Patches are identified through various channels that include:

  1. Security testing - Vulnerability Scans and analysis of CERT Advisories
  2. Vendor repository scanning - Analysis of software updates that may be beneficial to our systems
  3. Developer initiated - Fixes and enhancements generated by our developers

Patches provided by external vendors must be verified through one of the following processes:

  1. Are the patches from a trusted source?
  2. Has the patch been vetted through a third party advisory group

Evaluation Phase

Patches are evaluated by the appropriate personnel (developers and/or data centers ops staff) to ensure they work as expected.

Criteria for evaluation include:

  1. Threat Mitigation – an action with the potential to cause damage.
  2. Vulnerability Mitigation – flaw, improper configuration or weakness that allows security of a host to be compromised.
  3. Value to End User – benefit to the end user.

A patch request may be denied or deferred based on the review during the evaluation phase.

Testing is a key component of the evaluation phase. The following guidelines should be followed with respect to testing patches:

  • Where applicable clone the configuration of the production environment in a staging environment that is as close to production as feasible.
  • After applying the patch to the staging environment, assess whether or not the patch resolves the intended vulnerability and does not cause failure of other functionality.
  • Re-run the vulnerability scan if applicable.
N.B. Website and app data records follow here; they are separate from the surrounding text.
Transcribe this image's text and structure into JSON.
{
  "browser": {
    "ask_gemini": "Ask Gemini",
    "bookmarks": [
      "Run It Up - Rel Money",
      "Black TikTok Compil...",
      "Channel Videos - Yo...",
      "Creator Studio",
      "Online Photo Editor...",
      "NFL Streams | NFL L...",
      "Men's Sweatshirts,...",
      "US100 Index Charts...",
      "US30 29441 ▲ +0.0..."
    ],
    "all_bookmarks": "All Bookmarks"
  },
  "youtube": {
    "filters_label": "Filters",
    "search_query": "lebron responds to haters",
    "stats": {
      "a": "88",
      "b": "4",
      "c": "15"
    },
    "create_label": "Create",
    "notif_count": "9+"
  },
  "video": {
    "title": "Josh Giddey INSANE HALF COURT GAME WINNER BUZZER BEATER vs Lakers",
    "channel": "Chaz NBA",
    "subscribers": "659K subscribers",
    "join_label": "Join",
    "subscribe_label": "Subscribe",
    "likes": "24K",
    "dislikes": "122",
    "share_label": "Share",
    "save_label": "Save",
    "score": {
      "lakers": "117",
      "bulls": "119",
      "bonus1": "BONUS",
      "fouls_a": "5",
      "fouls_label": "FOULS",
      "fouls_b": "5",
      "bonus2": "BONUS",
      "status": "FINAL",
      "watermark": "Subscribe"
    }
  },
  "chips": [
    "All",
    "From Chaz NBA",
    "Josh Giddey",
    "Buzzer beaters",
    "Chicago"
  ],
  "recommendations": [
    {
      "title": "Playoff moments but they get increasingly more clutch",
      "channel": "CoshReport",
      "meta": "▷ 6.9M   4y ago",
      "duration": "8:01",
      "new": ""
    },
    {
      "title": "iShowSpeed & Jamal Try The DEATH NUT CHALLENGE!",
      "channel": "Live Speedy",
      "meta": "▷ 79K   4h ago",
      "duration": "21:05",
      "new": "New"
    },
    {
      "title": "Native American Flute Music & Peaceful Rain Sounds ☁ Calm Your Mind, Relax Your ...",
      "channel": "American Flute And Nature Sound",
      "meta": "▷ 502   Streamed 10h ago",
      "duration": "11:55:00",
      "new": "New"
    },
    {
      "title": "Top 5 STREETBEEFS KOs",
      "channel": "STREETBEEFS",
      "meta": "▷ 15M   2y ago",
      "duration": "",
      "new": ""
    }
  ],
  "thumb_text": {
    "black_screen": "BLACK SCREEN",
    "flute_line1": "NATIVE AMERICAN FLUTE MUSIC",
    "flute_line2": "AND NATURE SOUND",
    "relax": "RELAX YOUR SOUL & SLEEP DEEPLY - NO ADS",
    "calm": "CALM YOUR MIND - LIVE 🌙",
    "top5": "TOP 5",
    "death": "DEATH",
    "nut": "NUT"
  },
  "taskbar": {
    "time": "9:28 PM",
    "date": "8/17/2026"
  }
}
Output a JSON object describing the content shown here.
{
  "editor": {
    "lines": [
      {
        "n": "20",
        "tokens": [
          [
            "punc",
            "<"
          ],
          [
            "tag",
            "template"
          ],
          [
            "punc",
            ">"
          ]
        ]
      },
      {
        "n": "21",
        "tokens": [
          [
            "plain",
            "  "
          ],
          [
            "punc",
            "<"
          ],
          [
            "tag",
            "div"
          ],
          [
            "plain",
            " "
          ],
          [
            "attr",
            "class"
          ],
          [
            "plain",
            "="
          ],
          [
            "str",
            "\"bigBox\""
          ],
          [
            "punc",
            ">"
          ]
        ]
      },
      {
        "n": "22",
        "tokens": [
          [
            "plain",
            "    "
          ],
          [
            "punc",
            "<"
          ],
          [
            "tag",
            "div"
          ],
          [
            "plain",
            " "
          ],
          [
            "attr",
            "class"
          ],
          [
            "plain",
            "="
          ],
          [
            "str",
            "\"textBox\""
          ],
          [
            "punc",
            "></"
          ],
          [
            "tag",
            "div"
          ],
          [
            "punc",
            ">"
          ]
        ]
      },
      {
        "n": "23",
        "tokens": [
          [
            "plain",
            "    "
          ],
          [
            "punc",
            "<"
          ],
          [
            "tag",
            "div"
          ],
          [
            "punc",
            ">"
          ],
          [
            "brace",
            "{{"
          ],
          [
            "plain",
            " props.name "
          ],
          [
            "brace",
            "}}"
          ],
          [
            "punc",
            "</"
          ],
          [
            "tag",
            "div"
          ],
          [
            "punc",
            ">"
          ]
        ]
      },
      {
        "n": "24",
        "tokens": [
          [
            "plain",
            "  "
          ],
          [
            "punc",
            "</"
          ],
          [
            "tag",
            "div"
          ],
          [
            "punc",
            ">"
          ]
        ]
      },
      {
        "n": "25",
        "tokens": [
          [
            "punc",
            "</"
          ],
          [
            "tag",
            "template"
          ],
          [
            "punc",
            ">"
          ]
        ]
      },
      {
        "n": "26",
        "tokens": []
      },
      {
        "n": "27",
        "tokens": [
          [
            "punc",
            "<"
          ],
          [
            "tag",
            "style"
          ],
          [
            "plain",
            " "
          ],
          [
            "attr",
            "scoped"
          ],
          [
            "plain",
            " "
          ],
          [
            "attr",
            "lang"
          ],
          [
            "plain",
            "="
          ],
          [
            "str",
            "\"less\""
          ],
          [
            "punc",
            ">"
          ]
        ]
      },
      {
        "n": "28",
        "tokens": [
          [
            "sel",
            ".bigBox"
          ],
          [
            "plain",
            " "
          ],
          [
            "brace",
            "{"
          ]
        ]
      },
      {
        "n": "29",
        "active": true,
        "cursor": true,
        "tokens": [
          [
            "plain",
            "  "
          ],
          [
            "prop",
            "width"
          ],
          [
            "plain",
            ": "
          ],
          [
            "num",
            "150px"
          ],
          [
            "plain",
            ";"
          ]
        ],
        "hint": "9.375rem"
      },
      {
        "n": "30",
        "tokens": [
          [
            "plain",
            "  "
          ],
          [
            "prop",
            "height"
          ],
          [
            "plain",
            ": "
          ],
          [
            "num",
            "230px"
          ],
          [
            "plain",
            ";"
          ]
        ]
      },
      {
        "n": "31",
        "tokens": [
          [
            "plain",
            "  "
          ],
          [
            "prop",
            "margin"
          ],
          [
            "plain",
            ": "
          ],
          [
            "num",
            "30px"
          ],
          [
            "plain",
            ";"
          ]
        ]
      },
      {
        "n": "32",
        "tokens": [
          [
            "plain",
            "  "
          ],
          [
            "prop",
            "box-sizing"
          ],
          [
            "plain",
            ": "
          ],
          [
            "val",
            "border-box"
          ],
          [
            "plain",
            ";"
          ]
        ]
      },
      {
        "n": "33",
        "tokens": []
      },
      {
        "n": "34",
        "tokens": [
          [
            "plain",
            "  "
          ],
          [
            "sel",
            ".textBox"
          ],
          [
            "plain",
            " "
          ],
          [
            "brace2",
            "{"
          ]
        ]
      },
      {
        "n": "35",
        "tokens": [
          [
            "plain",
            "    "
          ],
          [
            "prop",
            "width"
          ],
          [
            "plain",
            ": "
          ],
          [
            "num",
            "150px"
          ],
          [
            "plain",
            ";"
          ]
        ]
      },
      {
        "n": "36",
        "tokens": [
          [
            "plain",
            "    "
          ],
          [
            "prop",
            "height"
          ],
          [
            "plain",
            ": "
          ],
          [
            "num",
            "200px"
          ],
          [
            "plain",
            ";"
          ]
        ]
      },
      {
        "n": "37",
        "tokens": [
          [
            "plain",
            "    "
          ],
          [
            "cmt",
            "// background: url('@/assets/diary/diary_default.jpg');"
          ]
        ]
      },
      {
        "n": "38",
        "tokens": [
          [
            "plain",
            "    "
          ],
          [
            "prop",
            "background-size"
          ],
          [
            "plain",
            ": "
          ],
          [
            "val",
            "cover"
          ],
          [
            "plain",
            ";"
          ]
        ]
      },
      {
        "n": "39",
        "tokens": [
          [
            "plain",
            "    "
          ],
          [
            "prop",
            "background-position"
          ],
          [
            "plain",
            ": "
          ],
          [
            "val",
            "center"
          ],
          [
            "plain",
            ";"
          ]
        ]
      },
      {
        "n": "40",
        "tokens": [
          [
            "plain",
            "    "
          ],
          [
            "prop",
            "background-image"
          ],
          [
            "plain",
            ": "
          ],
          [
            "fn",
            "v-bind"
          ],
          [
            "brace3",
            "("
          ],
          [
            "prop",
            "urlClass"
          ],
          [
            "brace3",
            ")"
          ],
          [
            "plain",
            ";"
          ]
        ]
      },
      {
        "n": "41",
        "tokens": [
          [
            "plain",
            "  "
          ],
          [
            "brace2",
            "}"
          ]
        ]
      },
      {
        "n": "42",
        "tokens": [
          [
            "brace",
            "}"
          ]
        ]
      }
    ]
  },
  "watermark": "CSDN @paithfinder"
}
Planning Phase

Patches are deployed based on criticality:

  • Crtitical - Within 12HRS
  • High - Within 1 week
  • Medium - Depending on availability, deploy a new service pack or update roll-up that includes a fix for this vulnerability within 2-4 weeks.
  • Low - Depending on availability, deploy a new service pack or update roll-up that includes a fix for this vulnerability within 3-6 months.

Patches, when possible, are included as part of a product release cycle. This ensures that testing prior to release will include any functionality impacted by a patch.

Deployment Phase

The following guidelines should be followed with respect to deployment:

  1. Back up the production system prior to applying the patch.
  2. After applying the patch to the production environment, assess whether or not the patch resolves the intended vulnerability and does not cause failure of other functionality.
  3. Re-run the vulnerability scan if applicable.

Post-Implementation Review

After implementation is complete:

  1. Log any installation issues so they can be addressed by developers or data center staff
  2. Log any omissions, improvements or lessons learned.